» Problem description
If a line of the records contains the word "LocalNormal", list it.

» Records shown
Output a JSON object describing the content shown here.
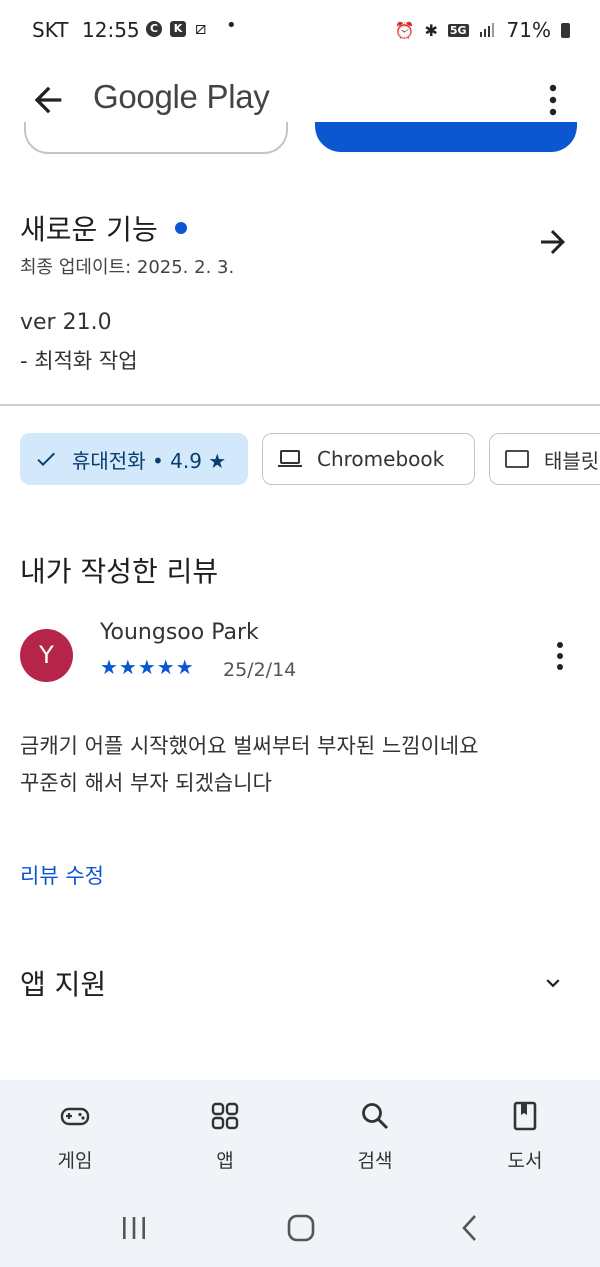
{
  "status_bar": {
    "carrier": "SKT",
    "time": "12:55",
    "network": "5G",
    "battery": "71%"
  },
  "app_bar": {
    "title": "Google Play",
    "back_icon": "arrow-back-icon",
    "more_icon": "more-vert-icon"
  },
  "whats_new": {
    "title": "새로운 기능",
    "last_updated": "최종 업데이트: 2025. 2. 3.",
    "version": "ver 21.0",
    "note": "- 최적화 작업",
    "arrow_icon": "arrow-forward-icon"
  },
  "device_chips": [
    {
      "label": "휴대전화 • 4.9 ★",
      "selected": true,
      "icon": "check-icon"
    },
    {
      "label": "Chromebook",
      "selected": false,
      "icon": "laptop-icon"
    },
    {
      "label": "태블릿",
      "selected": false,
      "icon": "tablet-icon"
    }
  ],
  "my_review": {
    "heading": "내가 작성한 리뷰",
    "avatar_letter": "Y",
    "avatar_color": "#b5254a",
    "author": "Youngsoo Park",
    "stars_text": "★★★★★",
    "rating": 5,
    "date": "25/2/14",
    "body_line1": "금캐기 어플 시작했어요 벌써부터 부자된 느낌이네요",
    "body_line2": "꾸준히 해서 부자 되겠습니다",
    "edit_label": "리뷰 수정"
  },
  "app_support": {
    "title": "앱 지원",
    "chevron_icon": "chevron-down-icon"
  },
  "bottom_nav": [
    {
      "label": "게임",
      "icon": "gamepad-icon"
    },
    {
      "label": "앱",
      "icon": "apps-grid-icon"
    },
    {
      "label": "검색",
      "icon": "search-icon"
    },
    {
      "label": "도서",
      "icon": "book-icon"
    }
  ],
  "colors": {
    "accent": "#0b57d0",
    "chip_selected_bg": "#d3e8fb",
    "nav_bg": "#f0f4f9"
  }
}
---
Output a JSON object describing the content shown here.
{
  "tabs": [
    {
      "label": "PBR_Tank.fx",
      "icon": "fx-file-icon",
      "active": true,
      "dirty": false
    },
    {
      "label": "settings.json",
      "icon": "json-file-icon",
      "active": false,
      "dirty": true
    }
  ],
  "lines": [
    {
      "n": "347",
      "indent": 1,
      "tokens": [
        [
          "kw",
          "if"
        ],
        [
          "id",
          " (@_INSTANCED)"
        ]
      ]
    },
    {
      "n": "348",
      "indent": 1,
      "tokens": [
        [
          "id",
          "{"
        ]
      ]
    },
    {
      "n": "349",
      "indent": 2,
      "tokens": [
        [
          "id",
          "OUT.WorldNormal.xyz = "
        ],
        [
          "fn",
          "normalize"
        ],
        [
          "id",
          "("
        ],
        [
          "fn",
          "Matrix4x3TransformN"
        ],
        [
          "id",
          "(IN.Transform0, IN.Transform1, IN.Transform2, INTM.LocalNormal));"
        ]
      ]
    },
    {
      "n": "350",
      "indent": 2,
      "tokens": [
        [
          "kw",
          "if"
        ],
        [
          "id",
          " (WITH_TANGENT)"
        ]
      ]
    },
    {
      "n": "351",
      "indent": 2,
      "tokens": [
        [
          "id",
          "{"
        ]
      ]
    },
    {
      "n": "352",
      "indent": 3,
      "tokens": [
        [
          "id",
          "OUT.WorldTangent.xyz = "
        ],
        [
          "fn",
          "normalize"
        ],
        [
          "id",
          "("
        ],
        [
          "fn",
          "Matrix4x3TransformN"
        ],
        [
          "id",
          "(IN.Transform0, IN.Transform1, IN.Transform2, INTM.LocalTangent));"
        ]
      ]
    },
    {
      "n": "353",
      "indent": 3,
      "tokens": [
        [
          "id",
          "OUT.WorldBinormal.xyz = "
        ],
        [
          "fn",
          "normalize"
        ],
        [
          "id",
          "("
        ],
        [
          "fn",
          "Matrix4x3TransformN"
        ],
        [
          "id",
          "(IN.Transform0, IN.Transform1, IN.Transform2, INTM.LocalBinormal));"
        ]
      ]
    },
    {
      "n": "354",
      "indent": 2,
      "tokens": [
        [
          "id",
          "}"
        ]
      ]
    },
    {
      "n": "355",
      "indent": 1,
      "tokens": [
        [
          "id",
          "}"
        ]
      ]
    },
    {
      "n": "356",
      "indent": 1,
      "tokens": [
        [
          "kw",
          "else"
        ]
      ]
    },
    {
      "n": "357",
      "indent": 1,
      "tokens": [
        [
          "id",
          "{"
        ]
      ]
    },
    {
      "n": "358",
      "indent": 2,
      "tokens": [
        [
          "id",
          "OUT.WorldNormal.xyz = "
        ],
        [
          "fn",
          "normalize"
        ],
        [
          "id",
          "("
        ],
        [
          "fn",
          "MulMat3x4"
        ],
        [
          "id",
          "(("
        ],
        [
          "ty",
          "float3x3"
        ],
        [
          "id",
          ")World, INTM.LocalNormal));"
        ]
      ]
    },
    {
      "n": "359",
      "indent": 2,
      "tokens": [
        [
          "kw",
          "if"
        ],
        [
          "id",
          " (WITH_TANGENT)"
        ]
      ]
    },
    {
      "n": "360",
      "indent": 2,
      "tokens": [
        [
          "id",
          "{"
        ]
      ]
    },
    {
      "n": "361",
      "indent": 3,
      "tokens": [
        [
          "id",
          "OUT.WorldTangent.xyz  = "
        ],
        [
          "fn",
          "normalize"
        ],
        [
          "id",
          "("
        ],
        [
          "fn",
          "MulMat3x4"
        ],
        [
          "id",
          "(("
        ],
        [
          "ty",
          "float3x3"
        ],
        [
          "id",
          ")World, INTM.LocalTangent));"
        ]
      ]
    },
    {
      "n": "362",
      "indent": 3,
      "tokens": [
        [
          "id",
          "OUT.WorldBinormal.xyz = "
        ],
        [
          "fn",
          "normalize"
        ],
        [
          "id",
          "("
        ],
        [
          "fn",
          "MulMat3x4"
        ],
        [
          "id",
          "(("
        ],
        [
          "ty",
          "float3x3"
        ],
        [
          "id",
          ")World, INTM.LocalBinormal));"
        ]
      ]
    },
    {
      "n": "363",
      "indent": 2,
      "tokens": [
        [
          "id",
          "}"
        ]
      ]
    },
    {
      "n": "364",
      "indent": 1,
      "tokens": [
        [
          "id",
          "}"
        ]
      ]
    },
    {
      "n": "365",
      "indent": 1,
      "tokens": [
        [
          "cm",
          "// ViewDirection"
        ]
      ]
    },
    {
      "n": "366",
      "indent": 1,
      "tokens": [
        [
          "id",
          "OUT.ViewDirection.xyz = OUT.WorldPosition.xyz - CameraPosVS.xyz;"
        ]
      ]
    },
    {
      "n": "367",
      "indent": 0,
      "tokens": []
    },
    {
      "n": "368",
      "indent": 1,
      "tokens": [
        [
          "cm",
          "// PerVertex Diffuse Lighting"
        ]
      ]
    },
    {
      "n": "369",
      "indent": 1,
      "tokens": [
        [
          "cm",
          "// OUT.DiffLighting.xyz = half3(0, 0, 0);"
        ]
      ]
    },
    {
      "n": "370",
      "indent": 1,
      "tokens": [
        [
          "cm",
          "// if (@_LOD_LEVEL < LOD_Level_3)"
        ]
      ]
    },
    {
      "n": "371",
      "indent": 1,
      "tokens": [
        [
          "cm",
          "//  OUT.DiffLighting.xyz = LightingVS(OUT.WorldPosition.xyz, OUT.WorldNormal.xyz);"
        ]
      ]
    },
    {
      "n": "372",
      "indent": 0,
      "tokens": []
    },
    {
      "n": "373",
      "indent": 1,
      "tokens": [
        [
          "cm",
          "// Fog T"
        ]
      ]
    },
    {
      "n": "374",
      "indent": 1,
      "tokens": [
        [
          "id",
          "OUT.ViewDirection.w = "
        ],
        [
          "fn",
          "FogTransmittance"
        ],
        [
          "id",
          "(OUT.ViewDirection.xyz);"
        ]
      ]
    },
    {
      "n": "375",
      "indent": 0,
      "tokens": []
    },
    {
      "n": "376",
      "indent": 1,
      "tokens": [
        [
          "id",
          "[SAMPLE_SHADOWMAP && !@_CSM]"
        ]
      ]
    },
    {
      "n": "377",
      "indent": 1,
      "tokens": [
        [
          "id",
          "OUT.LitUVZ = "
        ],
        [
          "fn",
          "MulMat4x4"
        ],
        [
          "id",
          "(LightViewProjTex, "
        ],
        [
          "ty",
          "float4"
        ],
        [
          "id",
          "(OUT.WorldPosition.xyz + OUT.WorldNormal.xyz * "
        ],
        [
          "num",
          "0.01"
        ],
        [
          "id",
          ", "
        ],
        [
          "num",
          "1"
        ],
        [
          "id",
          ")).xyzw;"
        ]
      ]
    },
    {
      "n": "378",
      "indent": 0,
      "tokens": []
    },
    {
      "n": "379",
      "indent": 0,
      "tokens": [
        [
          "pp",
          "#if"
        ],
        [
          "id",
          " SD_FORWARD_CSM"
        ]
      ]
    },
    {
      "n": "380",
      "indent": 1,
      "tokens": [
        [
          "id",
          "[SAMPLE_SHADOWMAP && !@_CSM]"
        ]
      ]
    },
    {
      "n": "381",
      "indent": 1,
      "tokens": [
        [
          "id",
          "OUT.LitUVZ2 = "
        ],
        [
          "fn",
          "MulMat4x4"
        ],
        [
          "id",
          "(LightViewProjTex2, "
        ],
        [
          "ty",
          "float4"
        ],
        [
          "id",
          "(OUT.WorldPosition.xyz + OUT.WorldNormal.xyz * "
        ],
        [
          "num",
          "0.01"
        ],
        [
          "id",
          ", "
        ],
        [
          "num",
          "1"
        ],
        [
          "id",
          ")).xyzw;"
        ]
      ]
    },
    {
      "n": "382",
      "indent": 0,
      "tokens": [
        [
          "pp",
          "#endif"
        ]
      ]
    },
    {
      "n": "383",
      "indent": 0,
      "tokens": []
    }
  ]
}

» Task output
          "(IN.Transform0, IN.Transform1, IN.Transform2, INTM.LocalNormal));"
          ")World, INTM.LocalNormal));"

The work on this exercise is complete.